5 Ways to Deal With Projects for Friends & Family
It always starts as an innocent conversation. Whether it’s an email, an SMS conversation, or face-to-face, it starts simply enough: “Hey, how are you doing? How are the cats? Did you see the new Netflix show that we all insist must be watched?” You know, normal stuff. But then comes the non sequitur. Many of your old friends and family don’t know enough about technology to ease into the topic. It just comes out of the blue. “So I hear you know how to do websites and stuff…(?)” And that’s it. The silence lingers in the air. Flashbacks of people who never talked to you until their laptops broke down assail your tranquility. The storm rages within. You plaster on your best friendly smile; and ask the one question that usually makes them back down: “Sure! What’s your budget?” [pullquote]I gave birth to you! That’s my budget[/pullquote] At this point, they might say, “Not much. What’s the going rate for a friend?” or, “It’s just a quick website!”, or, “I gave birth to you! That’s my budget.” It’s frustrating. Doing business with family or friends is a risky proposition at the best of times. If anything goes wrong, it could seriously strain your relationship. You also might end up doing a lot of work for nothing. How then, do you handle it?
It would be wrong of me not to mention this option. Mind you, it’s your family. You know them better than I do, so you have to figure this out for yourself. It should be noted, however, that this is by far your safest option. It might be worth explaining in general terms that you can’t take on their project right now (you’re swamped with work, you’re in the middle of moving offices, you’re thinking of taking holy orders) and recommending another designer or developer. Recommend someone you know is good, and who works at a price range that is comfortably within their budget — it can still reflect badly on you if your recommendation doesn’t work out for them.
2. Set Clear Goals and Limits for the Project
So you’ve decided to actually take on the project. You poor foo…I mean…good for you! We’ve all done it. They’re our friends and family, after all. Don’t they deserve some consideration? What’s wrong with doing them a favor? Those are all good points. For your own sanity, however, it is important to make sure they know, in some detail, how much you’re actually willing to do for them. This is actually one of the few reasons I might offer to build them a site for free (more on pricing later). In this case, I clearly state that I’m more than happy to build them a site for free; but it’s going to be on my terms. I will build a site that meets their needs; but I get total creative control. And it’s probably going to be pretty simple. If you do take money, I would clearly state that they will be treated like any other client. They need to understand that every project has limits, and a point where it ends.
3. Set Clear Personal Boundaries

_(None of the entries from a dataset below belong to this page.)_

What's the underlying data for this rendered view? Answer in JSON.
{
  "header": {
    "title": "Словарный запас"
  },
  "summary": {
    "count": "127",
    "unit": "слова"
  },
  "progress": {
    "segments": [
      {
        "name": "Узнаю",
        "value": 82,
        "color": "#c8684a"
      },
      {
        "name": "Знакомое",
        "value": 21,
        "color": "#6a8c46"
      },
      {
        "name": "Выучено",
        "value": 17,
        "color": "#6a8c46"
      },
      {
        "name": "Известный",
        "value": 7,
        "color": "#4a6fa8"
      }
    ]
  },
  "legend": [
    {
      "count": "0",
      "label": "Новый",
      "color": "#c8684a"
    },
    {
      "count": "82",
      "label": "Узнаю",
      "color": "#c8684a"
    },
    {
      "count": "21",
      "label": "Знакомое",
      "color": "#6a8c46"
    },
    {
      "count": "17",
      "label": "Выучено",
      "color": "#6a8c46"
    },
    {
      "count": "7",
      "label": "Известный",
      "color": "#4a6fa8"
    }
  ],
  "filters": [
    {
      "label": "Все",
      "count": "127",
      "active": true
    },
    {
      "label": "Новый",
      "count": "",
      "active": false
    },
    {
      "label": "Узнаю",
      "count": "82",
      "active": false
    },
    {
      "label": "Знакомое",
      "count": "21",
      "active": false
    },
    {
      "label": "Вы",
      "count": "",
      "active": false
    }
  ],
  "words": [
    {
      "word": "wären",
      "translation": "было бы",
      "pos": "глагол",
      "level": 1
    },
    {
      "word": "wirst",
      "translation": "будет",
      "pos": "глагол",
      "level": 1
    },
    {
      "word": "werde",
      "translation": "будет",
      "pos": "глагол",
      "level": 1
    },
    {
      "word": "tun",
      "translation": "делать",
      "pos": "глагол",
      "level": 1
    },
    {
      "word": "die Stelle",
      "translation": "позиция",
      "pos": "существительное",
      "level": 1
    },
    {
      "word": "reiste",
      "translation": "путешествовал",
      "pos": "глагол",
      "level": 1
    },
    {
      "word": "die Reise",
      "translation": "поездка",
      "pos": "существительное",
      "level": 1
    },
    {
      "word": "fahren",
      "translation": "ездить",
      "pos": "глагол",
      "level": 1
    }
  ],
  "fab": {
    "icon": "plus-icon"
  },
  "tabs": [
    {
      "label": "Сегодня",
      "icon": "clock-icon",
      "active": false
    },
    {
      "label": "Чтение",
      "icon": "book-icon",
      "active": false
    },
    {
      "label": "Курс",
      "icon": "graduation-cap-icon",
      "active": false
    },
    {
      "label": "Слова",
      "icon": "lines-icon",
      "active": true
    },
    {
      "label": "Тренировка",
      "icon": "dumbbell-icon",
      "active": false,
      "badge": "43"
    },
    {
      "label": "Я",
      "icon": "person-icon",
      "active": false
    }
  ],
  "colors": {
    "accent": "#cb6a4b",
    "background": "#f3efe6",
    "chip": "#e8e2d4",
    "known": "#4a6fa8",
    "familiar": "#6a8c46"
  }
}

This isn’t the same as just not taking work calls at dinner. These are family and friends. You might see them for drinks later that day. You might see them at dinner, or at the park with their kids. Simply put, there are far more opportunities for them to bring up work when it’s not time to work. Some people are considerate, and will understand the need for time off intuitively; others will not. [pullquote]Some people…will understand the need for time off intuitively; others will not[/pullquote] The only way this gets fixed is with communication. You’ll need to clearly state when you are willing to talk about work, and when you are not. And if, like me, you’re kind of obsessive once you start a project, you’ll need to be firm with yourself. If you break your own rules, they will too.
4. Clearly Discuss Payment
In some cultures, it’s customary to say things like, “Ah, we’ll work it out later. Don’t worry about that, yet.” This tendency is even more prevalent when dealing with friends, where discussing money up front might seem like a sign of distrust. Well, I’m telling you to worry about it now. Discuss payment up front like you would with any regular client. Even if you do trust them implicitly, treating their project like any other at the beginning will set the tone for the rest of your time working with them. In theory, it’ll help them take it as seriously as you do. Lastly: Either don’t take money, or don’t take less than full price. If you’re going to do it for free, I’d say that you shouldn’t accept anything less than full control of the project, as stated before. If you’re going to take money, I think you should ask for the full price. They will be expecting full-price work, even if you gave them the “friend discount”, so don’t short-change yourself.
5. Go All Out
Go nuts! Give it your best effort, within the limits on the project that have been previously established. It’s one thing if you screw up a project for a client with whom you have no personal relationship. It’s unfortunate, but you can recover from that. You might even be able to fix it. Screwing up a project for someone you interact with more regularly will have far-reaching consequences in your personal life. Chances are, they talk to other people you know. I could go on; but that’s really scary enough. Whether you’re working for free or for money, do your best to make this some of your finest work. Your relationships will thank you for it.
Ezequiel Bruni is a web/UX designer, blogger, and aspiring photographer living in Mexico. When he\‘s not up to his finely-chiselled ears in wire-frames and front-end code, or ranting about the same, he indulges in beer, pizza, fantasy novels, and stand-up comedy.